I began the journey at the request of my friends, blissfully unaware that, underneath the somewhat unassuming DVD cover of season one, the show was a toxic grenade of entertainment. In the beginning, everything was casual, and I sat in for a couple episodes here and there while my roommate sped through five a night during finals week. It wasn’t until I had finished with my work at Northwestern that I let my brain fall prey to this magical deserted island somewhere off the coast of Fiji and traded in my break for a ride on Oceanic flight 815.
From the time I woke up in the morning to my final 41-43 minutes before bed, I saw everything through the LOST lens. When forced away from my computer by haircuts or doctor’s appointments, (obligations made before LOST which, in retrospect, should have been cancelled), I listened in on stranger’s conversations, perking up every time I heard someone say “brother” or “Echo.” I cringed when only lanes four and eight were illuminated at the grocery store, afraid that I would witness the imminent destruction of the world.
At the airport, I dissected my fellow passengers, and grafted them onto their LOST look-alikes. As a result of this mind game, I found myself believing that I was sandwiched between Sawyer and Rose. For the first time on the flight, I listened to the safety monologues and planned my escape from the nearest exit row — just in case we crashed on an island somewhere between Dallas and Chicago.

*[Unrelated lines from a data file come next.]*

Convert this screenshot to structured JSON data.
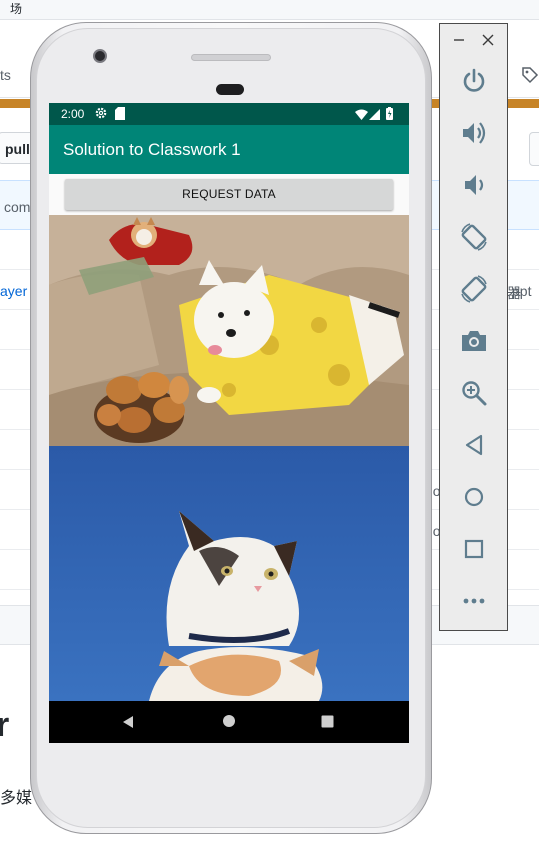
{
  "background_page": {
    "top_char": "场",
    "nav_left_fragment": "ts",
    "branch_button": "pull",
    "commit_fragment": "com",
    "link_fragment": "ayer",
    "right_fragments": [
      "器",
      "ppt",
      "no",
      "no"
    ],
    "heading_fragment": "r",
    "paragraph_fragment": "多媒"
  },
  "emulator": {
    "status_bar": {
      "time": "2:00"
    },
    "app_bar": {
      "title": "Solution to Classwork 1"
    },
    "request_button": {
      "label": "REQUEST DATA"
    },
    "images": [
      {
        "name": "westie-dog-costume-photo"
      },
      {
        "name": "cat-looking-up-photo"
      }
    ],
    "nav_bar": [
      "back-icon",
      "home-icon",
      "recents-icon"
    ]
  },
  "toolbar": {
    "window_controls": [
      "minimize-icon",
      "close-icon"
    ],
    "buttons": [
      "power-icon",
      "volume-up-icon",
      "volume-down-icon",
      "rotate-left-icon",
      "rotate-right-icon",
      "camera-icon",
      "zoom-icon",
      "back-icon",
      "home-icon",
      "overview-icon",
      "more-icon"
    ],
    "icon_color": "#5f7d8e"
  },
  "colors": {
    "status_bar": "#00574b",
    "app_bar": "#008577",
    "accent_orange": "#c78427"
  }
}
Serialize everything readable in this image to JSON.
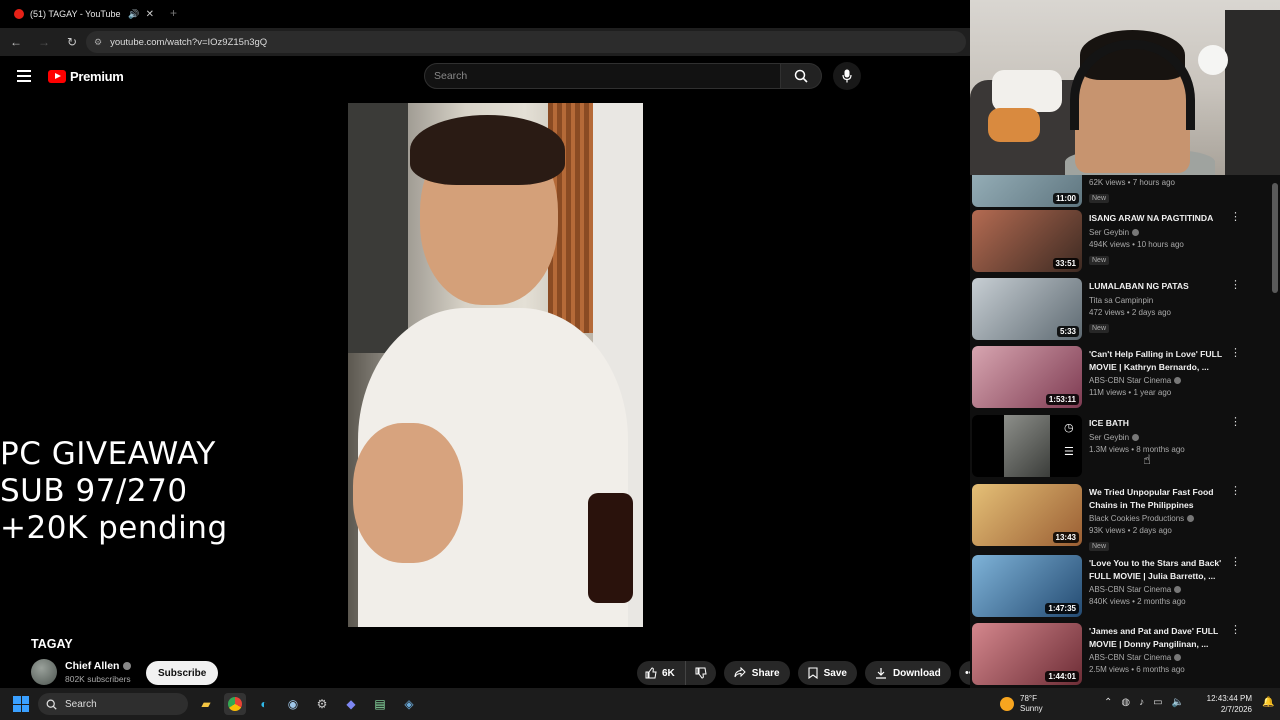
{
  "browser": {
    "tab_title": "(51) TAGAY - YouTube",
    "url": "youtube.com/watch?v=IOz9Z15n3gQ"
  },
  "youtube": {
    "logo_text": "Premium",
    "search_placeholder": "Search"
  },
  "video": {
    "overlay_lines": [
      "PC GIVEAWAY",
      "SUB 97/270",
      "+20K pending"
    ],
    "title": "TAGAY",
    "channel_name": "Chief Allen",
    "subscribers": "802K subscribers",
    "subscribe_label": "Subscribe",
    "like_count": "6K",
    "share_label": "Share",
    "save_label": "Save",
    "download_label": "Download"
  },
  "recommendations": [
    {
      "title": "",
      "channel": "",
      "stats": "62K views • 7 hours ago",
      "duration": "11:00",
      "badge": "New",
      "thumb": "#6f8a95"
    },
    {
      "title": "ISANG ARAW NA PAGTITINDA",
      "channel": "Ser Geybin",
      "stats": "494K views • 10 hours ago",
      "duration": "33:51",
      "badge": "New",
      "thumb": "#7a5a4a"
    },
    {
      "title": "LUMALABAN NG PATAS",
      "channel": "Tita sa Campinpin",
      "stats": "472 views • 2 days ago",
      "duration": "5:33",
      "badge": "New",
      "thumb": "#8e9aa3"
    },
    {
      "title": "'Can't Help Falling in Love' FULL MOVIE | Kathryn Bernardo, ...",
      "channel": "ABS-CBN Star Cinema",
      "stats": "11M views • 1 year ago",
      "duration": "1:53:11",
      "badge": "",
      "thumb": "#b07b86"
    },
    {
      "title": "ICE BATH",
      "channel": "Ser Geybin",
      "stats": "1.3M views • 8 months ago",
      "duration": "",
      "badge": "",
      "thumb": "#4a4a4a"
    },
    {
      "title": "We Tried Unpopular Fast Food Chains in The Philippines",
      "channel": "Black Cookies Productions",
      "stats": "93K views • 2 days ago",
      "duration": "13:43",
      "badge": "New",
      "thumb": "#c89a50"
    },
    {
      "title": "'Love You to the Stars and Back' FULL MOVIE | Julia Barretto, ...",
      "channel": "ABS-CBN Star Cinema",
      "stats": "840K views • 2 months ago",
      "duration": "1:47:35",
      "badge": "",
      "thumb": "#3d6f9e"
    },
    {
      "title": "'James and Pat and Dave' FULL MOVIE | Donny Pangilinan, ...",
      "channel": "ABS-CBN Star Cinema",
      "stats": "2.5M views • 6 months ago",
      "duration": "1:44:01",
      "badge": "",
      "thumb": "#a3585e"
    }
  ],
  "taskbar": {
    "search_label": "Search",
    "temperature": "78°F",
    "condition": "Sunny",
    "time": "12:43:44 PM",
    "date": "2/7/2026"
  }
}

I knew I’d gone insane when I contemplated asking the stewardess to hold off on passing out drinks (so we could keep them as reserves for when we plummeted into Lake Michigan). When I tried to fashion a bow and arrow out of my floss, bookmark, and highlighter, I decided to seek help from my id. Slowly, I rewound my three weeks of vacation, peeling away the veneer of LOST that had scared me away from Tom Thumb, and had convinced me that the dry cleaner was coning me for my non-existent trust fund. I saw my window and aisle buddies morph back into their real selves, both apparently fascinated by SkyMall and both perfectly relaxed, sure that we would land in our desired destination. So confident was the former Sawyer that he registered himself for an audio-recording key chain. I finally broke free of the LOST curse that had distorted every human interaction that I had over break, and realized that I was insane.
After two hours of this mental cleansing, I finally regained human qualities just in time for our touchdown in Chicago. I resolved to ween myself off of the mind-warp that is LOST, and since returning to Northwestern, have limited my viewing to one episode a day. While my rehabilitation efforts have helped me escape the LOST lens, traces remain; as I walked to class this morning, I found myself tracking footprints in the snow, attempting to decipher the divergent paths of Uggs and Converse soles. Perhaps there was a booby trap waiting for me on the remote path by the observatory? Or maybe the tracks would lead me to an underground hatch containing university stockpiles and psychological experiments? Obviously, I have a ways to go before returning to normalcy. But starting in February 2 at 7:00 p.m. (pending Obama’s State of the Union address schedule), LOST comes back on the air, and hopefully, everyone else will finally understand the agonizing addiction that has plagued me for the past 21 days.